Given data Start Marker

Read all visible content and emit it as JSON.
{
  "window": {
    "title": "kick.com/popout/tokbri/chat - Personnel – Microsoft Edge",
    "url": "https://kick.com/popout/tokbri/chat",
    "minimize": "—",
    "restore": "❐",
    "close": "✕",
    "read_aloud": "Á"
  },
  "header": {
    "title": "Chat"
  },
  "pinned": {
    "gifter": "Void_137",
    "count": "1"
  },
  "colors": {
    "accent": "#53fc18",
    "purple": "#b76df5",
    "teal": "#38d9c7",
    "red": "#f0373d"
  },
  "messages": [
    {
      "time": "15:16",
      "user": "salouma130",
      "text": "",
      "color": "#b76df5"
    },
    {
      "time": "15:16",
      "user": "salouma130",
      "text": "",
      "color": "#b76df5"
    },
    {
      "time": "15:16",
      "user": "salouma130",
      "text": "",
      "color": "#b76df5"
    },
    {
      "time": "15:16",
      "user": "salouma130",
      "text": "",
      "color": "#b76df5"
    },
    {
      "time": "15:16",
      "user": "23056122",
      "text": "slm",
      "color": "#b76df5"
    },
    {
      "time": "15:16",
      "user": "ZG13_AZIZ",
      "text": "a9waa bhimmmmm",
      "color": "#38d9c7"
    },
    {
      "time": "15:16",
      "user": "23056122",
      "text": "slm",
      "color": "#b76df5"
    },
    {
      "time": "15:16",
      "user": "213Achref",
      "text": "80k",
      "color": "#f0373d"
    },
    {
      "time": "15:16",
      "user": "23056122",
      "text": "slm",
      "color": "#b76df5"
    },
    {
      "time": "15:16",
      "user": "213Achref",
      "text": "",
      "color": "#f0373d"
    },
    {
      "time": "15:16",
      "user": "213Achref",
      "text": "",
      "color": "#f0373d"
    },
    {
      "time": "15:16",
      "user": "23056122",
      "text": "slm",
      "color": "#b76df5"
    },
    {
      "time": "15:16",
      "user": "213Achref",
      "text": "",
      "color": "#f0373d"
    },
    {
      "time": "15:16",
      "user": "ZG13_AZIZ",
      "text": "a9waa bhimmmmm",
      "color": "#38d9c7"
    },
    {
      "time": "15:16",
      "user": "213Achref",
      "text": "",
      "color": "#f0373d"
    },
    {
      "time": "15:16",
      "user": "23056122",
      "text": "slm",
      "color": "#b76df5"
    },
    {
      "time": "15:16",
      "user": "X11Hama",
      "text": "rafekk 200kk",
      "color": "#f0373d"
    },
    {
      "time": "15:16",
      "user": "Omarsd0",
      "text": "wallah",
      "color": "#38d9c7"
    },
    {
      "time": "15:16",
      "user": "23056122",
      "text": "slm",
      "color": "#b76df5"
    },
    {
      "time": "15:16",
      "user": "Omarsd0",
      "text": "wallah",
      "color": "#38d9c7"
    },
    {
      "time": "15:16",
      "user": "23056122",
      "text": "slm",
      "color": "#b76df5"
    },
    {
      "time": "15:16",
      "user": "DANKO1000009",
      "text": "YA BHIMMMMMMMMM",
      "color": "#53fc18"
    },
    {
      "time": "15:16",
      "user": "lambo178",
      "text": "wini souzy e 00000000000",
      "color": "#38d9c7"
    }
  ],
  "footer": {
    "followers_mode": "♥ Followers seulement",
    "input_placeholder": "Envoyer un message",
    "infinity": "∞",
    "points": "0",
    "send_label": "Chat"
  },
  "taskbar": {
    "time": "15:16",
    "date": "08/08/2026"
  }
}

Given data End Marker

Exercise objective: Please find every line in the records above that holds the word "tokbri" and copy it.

Solution for this task:
    "title": "kick.com/popout/tokbri/chat - Personnel – Microsoft Edge",
    "url": "https://kick.com/popout/tokbri/chat",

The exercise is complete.